WHAT IS REQUIRED: Copy each line of the records that includes "JSON".
══ RECORDS TO PROCESS ══
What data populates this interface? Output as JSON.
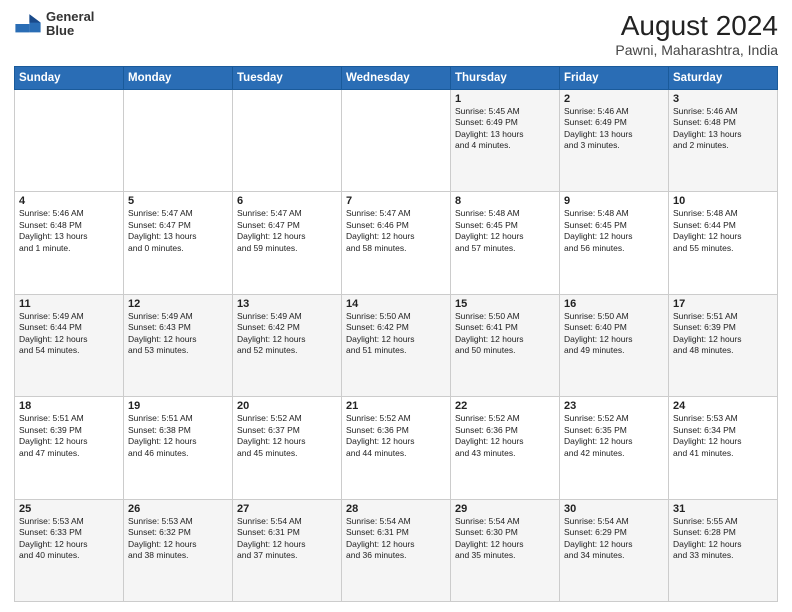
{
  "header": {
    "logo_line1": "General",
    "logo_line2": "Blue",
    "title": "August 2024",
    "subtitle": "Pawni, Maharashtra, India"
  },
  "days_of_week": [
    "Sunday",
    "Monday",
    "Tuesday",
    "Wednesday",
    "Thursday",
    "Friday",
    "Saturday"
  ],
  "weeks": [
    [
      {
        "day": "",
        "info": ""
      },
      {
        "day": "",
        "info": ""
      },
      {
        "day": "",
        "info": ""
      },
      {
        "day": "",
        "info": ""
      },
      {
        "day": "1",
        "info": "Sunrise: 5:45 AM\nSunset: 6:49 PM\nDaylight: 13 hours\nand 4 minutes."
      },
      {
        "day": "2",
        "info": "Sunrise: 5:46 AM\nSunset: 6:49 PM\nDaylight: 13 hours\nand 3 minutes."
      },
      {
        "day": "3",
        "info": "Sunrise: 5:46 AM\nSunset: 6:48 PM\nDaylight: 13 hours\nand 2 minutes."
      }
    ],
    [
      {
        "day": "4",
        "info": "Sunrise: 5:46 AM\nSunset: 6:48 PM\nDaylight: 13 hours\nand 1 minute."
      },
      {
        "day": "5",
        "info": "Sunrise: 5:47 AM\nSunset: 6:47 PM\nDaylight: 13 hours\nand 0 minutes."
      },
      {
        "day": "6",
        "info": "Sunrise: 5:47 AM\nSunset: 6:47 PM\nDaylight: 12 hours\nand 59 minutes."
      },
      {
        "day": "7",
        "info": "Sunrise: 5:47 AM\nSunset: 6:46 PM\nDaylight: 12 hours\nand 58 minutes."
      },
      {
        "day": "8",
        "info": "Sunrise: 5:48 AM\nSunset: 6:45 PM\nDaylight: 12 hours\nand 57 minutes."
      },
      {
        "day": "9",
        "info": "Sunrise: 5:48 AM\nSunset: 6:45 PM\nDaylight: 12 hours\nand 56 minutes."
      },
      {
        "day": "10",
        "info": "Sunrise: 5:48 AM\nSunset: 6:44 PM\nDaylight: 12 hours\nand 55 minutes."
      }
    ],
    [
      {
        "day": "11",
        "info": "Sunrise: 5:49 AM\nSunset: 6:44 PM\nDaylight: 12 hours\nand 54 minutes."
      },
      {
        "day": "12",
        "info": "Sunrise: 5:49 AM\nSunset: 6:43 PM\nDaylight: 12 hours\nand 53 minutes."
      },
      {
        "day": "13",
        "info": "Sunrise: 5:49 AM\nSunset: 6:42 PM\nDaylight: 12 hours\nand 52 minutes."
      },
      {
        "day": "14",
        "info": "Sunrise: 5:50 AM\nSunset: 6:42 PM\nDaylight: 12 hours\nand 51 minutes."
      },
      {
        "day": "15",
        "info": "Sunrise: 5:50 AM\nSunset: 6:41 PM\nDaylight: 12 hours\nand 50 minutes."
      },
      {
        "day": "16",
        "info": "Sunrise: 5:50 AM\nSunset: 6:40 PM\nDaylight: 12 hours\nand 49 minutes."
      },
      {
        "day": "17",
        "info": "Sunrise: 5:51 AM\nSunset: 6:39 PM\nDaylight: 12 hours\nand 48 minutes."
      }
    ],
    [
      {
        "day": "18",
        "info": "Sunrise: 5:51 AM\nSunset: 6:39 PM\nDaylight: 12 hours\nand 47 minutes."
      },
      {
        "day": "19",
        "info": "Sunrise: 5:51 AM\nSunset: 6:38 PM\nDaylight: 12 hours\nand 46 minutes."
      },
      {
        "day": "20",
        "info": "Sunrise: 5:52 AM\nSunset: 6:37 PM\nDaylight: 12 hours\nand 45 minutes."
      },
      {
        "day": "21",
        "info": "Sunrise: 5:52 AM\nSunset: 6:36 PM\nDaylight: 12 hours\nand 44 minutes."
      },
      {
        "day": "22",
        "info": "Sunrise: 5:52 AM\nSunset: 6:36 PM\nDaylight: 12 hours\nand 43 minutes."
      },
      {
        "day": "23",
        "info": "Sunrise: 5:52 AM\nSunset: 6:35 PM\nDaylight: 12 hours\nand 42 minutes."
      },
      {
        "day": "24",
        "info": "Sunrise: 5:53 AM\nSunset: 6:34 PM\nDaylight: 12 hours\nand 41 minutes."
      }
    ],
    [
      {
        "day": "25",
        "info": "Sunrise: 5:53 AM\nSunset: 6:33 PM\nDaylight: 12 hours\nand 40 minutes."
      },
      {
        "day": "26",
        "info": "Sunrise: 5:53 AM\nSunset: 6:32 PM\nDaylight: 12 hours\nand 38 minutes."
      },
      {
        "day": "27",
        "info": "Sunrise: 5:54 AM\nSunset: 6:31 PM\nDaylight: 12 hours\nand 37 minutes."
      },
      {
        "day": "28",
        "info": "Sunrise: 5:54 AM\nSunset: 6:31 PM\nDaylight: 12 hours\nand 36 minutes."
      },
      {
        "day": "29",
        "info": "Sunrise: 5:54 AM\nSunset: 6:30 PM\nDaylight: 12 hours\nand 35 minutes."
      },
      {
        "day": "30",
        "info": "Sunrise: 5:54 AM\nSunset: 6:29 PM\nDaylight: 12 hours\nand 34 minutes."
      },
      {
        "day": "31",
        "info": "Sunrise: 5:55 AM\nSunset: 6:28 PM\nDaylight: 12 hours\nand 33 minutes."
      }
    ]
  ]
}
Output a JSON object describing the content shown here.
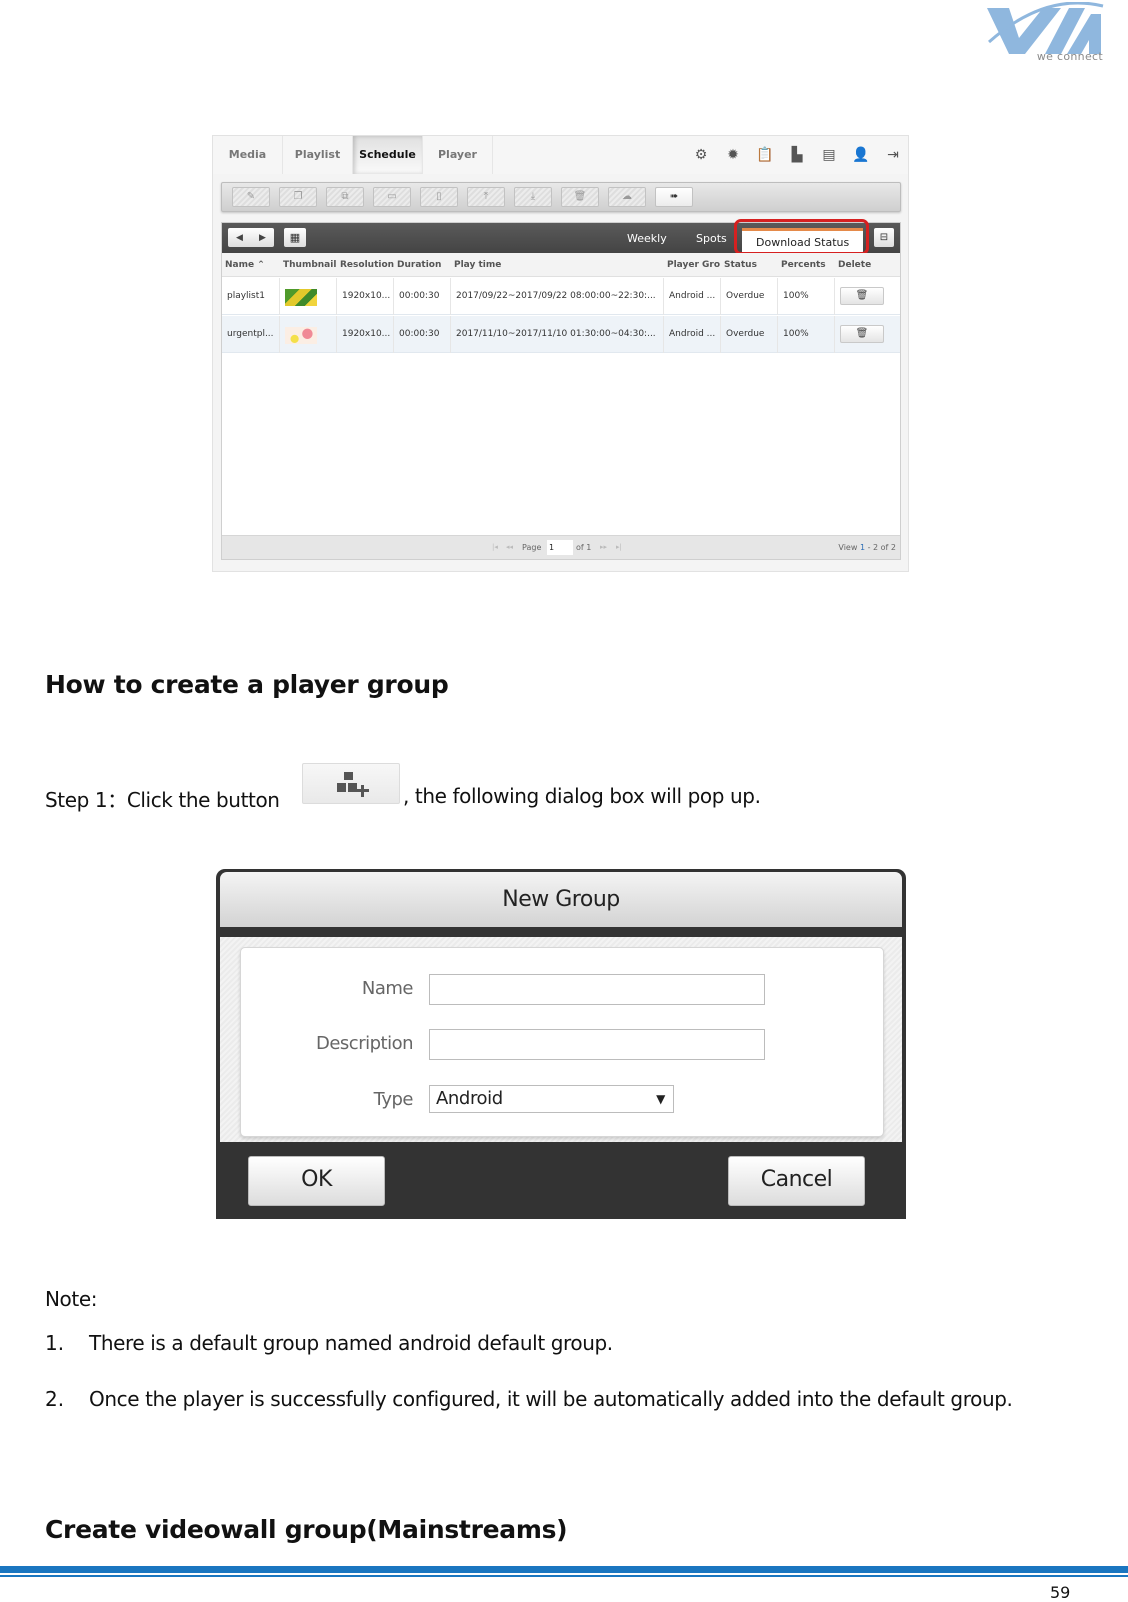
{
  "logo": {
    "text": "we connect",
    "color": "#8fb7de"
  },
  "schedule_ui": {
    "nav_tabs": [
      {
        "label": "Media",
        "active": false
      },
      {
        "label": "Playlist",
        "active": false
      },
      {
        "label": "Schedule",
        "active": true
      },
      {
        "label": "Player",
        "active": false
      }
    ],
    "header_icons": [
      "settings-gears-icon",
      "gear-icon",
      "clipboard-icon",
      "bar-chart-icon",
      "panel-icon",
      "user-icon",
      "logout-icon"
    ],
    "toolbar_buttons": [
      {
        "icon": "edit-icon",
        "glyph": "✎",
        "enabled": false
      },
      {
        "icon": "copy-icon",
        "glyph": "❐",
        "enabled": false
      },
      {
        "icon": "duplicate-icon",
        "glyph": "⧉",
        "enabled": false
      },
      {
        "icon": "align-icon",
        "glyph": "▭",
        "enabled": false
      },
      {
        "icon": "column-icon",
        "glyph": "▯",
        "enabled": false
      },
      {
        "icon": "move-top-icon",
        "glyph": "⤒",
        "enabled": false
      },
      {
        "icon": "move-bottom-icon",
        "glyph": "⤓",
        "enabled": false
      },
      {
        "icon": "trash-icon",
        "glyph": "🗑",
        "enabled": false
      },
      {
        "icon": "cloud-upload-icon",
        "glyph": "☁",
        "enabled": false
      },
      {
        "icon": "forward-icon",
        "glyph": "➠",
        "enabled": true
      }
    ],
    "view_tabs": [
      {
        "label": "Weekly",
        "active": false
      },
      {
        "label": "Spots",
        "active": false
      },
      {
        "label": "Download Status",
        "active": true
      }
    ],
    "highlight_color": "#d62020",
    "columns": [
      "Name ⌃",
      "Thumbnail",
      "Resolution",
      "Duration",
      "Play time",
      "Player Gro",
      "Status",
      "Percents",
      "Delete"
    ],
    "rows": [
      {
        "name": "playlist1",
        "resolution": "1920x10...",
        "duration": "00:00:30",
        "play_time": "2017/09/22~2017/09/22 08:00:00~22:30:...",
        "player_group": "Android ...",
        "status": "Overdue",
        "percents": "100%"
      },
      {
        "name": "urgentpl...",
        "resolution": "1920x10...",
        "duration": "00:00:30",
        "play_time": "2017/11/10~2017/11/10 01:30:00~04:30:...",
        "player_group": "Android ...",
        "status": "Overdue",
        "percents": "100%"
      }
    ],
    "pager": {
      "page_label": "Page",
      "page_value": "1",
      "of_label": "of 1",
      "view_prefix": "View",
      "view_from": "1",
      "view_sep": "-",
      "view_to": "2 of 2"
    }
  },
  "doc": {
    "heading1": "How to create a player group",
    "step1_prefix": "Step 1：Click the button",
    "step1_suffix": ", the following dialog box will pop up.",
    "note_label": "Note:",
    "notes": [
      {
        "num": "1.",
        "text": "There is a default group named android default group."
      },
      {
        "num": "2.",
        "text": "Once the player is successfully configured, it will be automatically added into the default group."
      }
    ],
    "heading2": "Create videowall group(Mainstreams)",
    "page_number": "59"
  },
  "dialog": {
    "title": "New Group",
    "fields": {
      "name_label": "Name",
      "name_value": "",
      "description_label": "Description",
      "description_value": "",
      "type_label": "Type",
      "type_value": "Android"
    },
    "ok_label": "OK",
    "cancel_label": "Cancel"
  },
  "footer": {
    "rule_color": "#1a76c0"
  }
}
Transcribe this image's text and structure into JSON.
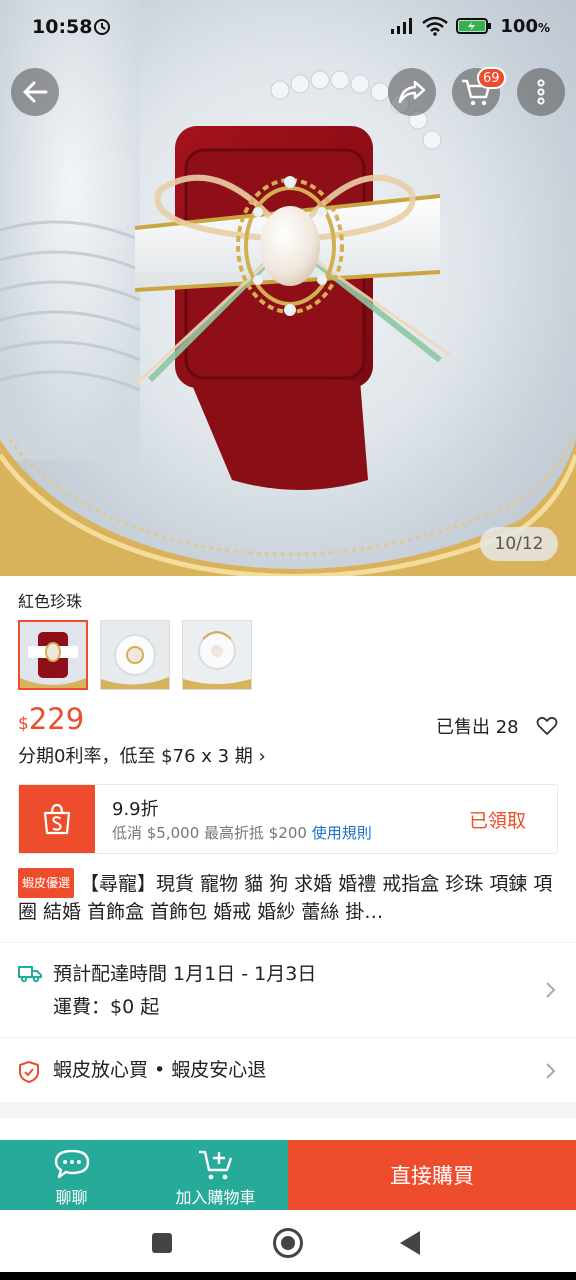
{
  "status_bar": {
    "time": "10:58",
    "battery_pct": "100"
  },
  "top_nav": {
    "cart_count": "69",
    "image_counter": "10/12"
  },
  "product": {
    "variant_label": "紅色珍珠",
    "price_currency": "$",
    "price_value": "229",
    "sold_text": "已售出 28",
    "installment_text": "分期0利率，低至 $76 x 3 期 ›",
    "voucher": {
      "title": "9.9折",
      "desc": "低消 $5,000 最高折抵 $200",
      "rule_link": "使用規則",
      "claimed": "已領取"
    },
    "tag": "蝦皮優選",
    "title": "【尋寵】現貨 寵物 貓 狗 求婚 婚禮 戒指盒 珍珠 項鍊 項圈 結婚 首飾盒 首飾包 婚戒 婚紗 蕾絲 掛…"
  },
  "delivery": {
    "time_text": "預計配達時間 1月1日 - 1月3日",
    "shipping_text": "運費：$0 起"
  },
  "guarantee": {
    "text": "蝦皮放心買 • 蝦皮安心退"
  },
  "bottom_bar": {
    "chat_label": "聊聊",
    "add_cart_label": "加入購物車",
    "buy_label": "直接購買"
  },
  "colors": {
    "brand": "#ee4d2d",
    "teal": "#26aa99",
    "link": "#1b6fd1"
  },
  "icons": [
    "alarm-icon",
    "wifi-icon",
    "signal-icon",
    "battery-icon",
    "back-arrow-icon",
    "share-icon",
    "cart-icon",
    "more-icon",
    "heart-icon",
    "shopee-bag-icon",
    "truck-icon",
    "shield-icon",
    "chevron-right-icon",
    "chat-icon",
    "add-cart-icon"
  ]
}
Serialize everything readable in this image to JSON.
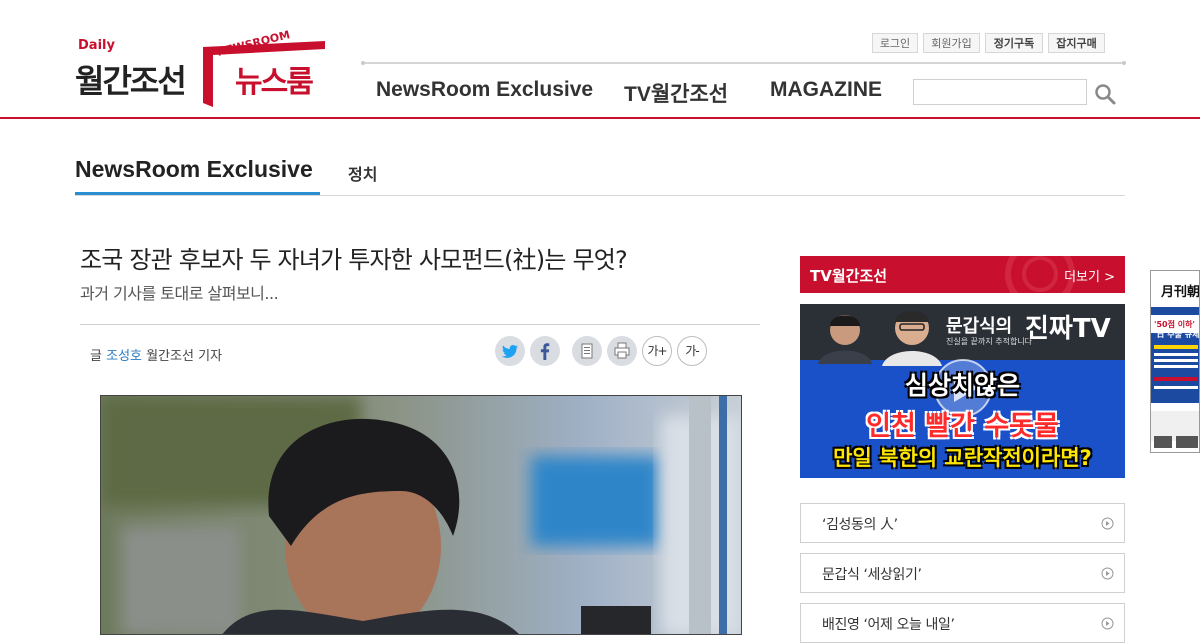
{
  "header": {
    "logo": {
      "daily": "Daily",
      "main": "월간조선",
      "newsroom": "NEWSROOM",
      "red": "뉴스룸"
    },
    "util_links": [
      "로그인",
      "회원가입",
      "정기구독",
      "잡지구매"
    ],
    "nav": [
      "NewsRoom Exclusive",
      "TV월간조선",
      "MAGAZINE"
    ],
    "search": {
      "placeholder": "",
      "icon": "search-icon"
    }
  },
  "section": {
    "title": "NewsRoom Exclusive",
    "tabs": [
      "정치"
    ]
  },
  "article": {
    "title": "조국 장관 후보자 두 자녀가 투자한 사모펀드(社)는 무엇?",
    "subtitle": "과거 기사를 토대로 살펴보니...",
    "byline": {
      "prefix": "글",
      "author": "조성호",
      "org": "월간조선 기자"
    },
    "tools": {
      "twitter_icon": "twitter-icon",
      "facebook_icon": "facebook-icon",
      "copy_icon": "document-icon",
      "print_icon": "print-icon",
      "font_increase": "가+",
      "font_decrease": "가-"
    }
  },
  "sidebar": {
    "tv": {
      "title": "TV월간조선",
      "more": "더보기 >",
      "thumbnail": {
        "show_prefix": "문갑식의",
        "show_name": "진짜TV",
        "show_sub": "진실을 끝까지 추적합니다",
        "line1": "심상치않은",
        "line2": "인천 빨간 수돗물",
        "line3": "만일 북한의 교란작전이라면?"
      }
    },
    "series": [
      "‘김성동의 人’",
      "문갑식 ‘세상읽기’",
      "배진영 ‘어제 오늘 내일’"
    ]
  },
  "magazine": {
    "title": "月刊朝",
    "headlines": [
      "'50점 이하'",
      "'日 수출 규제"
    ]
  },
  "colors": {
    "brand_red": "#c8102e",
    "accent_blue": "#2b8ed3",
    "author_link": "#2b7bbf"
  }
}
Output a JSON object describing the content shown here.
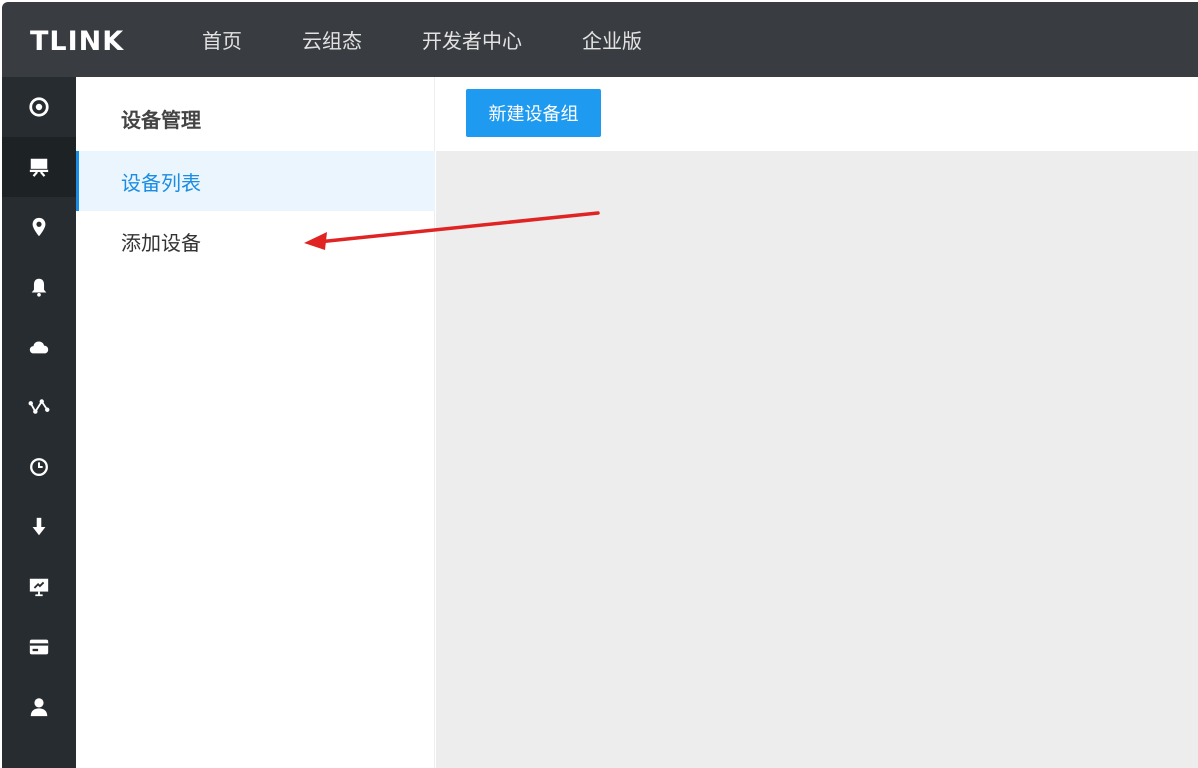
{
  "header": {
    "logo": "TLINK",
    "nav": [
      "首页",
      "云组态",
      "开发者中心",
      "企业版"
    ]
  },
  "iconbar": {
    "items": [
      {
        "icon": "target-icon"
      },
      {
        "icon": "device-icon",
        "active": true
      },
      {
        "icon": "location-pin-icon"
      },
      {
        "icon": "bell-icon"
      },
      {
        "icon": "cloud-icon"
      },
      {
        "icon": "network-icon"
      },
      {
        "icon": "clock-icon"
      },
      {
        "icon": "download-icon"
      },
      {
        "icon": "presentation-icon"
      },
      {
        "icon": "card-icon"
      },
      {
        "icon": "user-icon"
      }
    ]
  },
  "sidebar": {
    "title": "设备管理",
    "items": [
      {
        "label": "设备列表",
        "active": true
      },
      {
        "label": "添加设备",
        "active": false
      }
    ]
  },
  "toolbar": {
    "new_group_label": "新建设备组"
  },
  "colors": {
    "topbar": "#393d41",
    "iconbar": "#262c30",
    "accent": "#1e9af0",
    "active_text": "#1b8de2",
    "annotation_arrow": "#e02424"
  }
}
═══
EXERCISE ANSWER:
What data populates this interface? Output as JSON.
Output a JSON object describing the content shown here.
Transcribe this image's text and structure into JSON.
Serialize everything readable in this image to JSON.
Output a JSON object describing the content shown here.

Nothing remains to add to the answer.